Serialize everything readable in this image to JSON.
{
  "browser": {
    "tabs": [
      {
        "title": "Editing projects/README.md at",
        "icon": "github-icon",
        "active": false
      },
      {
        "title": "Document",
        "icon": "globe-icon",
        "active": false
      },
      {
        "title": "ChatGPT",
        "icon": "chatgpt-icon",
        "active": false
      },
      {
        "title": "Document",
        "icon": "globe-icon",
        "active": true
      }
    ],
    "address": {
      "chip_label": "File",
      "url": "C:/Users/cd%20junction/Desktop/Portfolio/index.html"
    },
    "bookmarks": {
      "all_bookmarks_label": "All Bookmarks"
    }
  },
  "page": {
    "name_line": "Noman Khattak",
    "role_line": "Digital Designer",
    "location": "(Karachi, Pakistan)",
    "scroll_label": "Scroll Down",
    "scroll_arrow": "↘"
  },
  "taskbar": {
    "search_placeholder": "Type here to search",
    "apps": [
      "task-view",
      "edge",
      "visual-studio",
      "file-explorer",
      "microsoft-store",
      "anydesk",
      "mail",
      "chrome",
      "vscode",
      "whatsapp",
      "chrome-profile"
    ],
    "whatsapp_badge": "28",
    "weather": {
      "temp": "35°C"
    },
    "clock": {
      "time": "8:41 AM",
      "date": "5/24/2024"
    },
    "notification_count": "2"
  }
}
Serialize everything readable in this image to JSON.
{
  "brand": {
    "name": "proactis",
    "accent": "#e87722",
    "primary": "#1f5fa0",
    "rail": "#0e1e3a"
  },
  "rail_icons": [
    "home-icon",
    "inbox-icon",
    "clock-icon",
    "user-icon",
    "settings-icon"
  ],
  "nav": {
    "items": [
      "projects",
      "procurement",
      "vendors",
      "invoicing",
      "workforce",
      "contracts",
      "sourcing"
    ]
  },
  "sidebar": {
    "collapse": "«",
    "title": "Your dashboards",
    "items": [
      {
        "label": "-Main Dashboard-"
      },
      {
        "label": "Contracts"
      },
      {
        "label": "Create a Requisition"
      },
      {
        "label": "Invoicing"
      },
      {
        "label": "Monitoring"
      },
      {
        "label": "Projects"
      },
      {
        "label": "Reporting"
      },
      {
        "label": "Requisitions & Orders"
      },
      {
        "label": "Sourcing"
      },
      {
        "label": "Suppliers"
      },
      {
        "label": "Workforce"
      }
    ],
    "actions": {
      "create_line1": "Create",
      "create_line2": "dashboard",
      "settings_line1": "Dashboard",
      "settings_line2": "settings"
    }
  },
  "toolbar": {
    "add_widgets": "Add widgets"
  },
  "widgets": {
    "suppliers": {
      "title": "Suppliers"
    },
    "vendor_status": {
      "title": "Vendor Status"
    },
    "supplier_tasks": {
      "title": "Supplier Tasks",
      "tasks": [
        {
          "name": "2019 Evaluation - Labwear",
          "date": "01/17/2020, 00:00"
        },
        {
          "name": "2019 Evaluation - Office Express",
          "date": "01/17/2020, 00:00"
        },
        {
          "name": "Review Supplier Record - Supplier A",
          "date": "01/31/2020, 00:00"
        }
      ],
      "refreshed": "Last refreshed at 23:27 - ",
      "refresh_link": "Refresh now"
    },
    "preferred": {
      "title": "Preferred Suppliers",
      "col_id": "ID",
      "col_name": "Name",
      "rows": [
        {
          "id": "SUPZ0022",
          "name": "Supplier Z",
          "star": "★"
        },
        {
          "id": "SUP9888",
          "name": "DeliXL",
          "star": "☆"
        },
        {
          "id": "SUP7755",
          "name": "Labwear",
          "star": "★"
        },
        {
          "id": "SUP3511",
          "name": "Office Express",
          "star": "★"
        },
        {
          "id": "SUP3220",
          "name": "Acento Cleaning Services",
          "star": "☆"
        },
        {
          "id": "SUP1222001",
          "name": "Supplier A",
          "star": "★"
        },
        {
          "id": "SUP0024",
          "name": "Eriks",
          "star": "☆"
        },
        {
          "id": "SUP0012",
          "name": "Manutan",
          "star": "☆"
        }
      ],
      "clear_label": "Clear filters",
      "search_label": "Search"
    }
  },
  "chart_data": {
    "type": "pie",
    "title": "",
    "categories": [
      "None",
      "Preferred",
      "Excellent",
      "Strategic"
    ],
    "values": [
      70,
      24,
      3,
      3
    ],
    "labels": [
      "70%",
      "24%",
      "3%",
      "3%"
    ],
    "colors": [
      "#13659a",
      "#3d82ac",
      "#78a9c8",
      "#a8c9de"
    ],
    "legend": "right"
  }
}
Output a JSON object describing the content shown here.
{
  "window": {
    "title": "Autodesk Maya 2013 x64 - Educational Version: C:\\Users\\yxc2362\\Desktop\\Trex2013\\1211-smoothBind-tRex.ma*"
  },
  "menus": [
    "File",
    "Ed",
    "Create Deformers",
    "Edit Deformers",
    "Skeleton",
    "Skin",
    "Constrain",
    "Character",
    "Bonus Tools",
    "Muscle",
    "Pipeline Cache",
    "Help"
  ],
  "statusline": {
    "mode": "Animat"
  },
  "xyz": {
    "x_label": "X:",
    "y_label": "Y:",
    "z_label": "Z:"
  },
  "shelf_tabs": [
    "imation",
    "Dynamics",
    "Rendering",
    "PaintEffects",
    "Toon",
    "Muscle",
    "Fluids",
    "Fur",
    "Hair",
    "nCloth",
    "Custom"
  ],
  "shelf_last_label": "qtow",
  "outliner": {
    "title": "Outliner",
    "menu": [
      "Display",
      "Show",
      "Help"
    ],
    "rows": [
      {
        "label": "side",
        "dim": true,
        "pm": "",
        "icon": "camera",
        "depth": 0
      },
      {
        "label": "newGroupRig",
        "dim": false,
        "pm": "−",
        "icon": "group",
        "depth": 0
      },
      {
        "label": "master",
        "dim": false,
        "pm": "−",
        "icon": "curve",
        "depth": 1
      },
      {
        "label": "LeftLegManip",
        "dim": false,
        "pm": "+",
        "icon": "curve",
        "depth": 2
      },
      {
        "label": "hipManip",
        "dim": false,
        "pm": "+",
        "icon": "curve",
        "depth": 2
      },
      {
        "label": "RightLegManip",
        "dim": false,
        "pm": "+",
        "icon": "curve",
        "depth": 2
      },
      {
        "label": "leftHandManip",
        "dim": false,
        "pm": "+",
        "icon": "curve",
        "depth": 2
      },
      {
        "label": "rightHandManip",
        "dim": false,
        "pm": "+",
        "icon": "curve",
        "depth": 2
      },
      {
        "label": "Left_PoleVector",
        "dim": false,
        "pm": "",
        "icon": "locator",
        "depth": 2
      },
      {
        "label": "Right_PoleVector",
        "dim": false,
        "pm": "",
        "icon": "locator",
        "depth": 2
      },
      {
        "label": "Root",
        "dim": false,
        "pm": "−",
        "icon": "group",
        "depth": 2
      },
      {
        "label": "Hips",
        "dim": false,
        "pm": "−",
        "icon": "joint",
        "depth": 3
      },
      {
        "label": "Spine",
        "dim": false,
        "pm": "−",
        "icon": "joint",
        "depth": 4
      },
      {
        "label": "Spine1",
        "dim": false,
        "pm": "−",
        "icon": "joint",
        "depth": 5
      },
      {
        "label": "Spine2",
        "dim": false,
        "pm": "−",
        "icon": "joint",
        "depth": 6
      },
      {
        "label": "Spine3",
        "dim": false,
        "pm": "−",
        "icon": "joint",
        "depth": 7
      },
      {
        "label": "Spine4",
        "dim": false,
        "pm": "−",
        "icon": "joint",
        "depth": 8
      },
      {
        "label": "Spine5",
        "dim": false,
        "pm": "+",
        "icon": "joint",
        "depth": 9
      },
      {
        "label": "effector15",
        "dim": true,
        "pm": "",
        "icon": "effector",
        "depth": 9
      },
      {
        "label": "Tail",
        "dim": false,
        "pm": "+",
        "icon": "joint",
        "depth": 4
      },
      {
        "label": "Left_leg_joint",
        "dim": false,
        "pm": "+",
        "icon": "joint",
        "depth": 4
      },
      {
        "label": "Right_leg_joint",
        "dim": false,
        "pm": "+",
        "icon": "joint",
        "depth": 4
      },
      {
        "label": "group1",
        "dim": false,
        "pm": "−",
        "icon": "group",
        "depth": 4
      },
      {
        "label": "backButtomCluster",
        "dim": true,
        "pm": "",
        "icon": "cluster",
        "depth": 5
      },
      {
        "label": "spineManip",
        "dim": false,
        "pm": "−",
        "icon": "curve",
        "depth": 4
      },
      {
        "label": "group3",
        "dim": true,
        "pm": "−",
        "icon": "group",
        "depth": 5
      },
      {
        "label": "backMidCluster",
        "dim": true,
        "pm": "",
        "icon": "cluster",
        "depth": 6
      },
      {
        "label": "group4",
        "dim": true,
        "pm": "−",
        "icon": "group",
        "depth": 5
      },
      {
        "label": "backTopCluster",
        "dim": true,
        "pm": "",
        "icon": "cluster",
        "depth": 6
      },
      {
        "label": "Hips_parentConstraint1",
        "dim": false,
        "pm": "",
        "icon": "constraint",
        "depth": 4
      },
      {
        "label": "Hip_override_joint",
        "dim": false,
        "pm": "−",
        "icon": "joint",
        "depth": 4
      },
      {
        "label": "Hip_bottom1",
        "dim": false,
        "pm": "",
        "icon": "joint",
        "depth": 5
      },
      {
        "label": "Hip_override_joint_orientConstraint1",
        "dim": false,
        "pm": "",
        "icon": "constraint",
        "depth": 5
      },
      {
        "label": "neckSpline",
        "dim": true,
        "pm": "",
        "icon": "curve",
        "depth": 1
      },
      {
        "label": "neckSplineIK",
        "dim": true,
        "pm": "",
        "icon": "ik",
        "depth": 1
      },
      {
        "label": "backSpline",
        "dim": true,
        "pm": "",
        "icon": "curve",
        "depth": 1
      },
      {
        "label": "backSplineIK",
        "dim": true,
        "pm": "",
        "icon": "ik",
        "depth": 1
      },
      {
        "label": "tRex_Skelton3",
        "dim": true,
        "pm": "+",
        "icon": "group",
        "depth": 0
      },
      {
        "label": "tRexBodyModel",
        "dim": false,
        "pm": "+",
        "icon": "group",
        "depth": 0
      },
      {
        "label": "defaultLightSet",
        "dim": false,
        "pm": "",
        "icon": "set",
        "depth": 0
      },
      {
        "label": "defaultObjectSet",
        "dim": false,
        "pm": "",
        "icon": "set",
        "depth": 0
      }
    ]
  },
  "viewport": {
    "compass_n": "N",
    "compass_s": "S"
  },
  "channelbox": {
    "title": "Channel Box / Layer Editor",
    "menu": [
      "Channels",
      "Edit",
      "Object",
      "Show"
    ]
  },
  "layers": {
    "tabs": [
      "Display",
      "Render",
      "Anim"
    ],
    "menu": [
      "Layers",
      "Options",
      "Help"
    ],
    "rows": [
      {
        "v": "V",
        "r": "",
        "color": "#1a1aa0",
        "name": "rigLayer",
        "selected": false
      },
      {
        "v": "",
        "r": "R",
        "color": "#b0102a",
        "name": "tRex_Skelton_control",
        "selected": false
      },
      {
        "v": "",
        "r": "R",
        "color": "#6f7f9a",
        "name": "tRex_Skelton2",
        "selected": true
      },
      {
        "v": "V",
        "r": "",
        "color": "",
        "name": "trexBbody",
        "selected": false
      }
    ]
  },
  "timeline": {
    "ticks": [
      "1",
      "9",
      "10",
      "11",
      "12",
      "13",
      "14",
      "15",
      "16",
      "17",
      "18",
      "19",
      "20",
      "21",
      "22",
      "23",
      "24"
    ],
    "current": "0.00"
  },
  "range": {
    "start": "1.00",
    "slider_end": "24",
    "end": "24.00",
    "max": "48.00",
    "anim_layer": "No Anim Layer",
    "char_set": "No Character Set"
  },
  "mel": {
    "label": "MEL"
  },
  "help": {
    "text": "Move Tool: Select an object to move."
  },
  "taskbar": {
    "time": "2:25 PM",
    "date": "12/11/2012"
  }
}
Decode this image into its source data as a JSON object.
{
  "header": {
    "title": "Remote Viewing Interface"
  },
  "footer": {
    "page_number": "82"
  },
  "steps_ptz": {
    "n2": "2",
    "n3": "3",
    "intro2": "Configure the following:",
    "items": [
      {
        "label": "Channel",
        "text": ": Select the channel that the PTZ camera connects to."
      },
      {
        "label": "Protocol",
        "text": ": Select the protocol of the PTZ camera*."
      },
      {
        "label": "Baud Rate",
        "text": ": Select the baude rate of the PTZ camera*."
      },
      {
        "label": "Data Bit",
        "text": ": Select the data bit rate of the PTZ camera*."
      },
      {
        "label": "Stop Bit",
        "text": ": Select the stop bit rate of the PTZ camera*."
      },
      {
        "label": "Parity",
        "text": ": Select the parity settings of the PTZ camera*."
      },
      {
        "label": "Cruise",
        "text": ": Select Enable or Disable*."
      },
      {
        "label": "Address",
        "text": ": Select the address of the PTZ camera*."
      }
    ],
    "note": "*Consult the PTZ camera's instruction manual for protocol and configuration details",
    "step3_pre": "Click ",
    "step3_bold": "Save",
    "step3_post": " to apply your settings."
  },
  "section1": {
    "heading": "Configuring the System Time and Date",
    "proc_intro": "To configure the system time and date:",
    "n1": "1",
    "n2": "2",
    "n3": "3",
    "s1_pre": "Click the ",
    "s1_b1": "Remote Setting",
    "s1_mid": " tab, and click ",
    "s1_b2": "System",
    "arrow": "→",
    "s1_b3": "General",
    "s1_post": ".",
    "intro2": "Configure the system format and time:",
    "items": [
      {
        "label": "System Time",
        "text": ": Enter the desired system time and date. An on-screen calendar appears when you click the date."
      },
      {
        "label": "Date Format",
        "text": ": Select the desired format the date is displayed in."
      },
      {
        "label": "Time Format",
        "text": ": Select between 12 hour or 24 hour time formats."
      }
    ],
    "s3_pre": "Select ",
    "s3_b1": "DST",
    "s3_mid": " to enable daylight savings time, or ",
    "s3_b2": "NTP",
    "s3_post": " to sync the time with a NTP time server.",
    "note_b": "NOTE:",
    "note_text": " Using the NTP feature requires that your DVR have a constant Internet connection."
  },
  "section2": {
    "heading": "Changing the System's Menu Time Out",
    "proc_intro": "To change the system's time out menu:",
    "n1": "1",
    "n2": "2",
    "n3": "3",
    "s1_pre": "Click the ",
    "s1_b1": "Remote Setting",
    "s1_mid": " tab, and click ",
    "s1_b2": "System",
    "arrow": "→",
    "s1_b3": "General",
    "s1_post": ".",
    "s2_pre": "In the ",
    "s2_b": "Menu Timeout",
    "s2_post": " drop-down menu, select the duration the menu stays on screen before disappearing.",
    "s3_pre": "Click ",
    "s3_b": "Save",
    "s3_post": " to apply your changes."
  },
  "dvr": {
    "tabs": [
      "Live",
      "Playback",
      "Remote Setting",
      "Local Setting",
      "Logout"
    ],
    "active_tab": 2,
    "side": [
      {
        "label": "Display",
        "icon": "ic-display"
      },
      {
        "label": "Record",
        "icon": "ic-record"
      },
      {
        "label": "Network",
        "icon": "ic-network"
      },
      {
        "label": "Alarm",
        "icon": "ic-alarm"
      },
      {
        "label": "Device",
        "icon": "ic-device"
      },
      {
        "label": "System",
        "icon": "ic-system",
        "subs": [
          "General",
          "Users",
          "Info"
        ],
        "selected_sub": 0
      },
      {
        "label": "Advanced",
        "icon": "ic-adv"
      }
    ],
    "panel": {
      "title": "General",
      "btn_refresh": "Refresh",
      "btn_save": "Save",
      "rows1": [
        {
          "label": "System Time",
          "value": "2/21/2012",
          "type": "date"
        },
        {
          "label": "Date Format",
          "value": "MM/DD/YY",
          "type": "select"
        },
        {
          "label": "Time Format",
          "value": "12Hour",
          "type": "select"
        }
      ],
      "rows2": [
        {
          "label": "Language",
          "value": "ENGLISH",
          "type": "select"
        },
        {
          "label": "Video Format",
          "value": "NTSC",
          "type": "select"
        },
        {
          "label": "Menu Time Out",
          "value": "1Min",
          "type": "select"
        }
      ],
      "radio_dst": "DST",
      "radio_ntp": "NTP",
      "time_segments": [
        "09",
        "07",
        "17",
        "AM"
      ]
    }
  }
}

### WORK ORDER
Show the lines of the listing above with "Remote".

### WRITTEN REPLY
    "title": "Remote Viewing Interface"
    "s1_b1": "Remote Setting",
    "s1_b1": "Remote Setting",
      "Remote Setting",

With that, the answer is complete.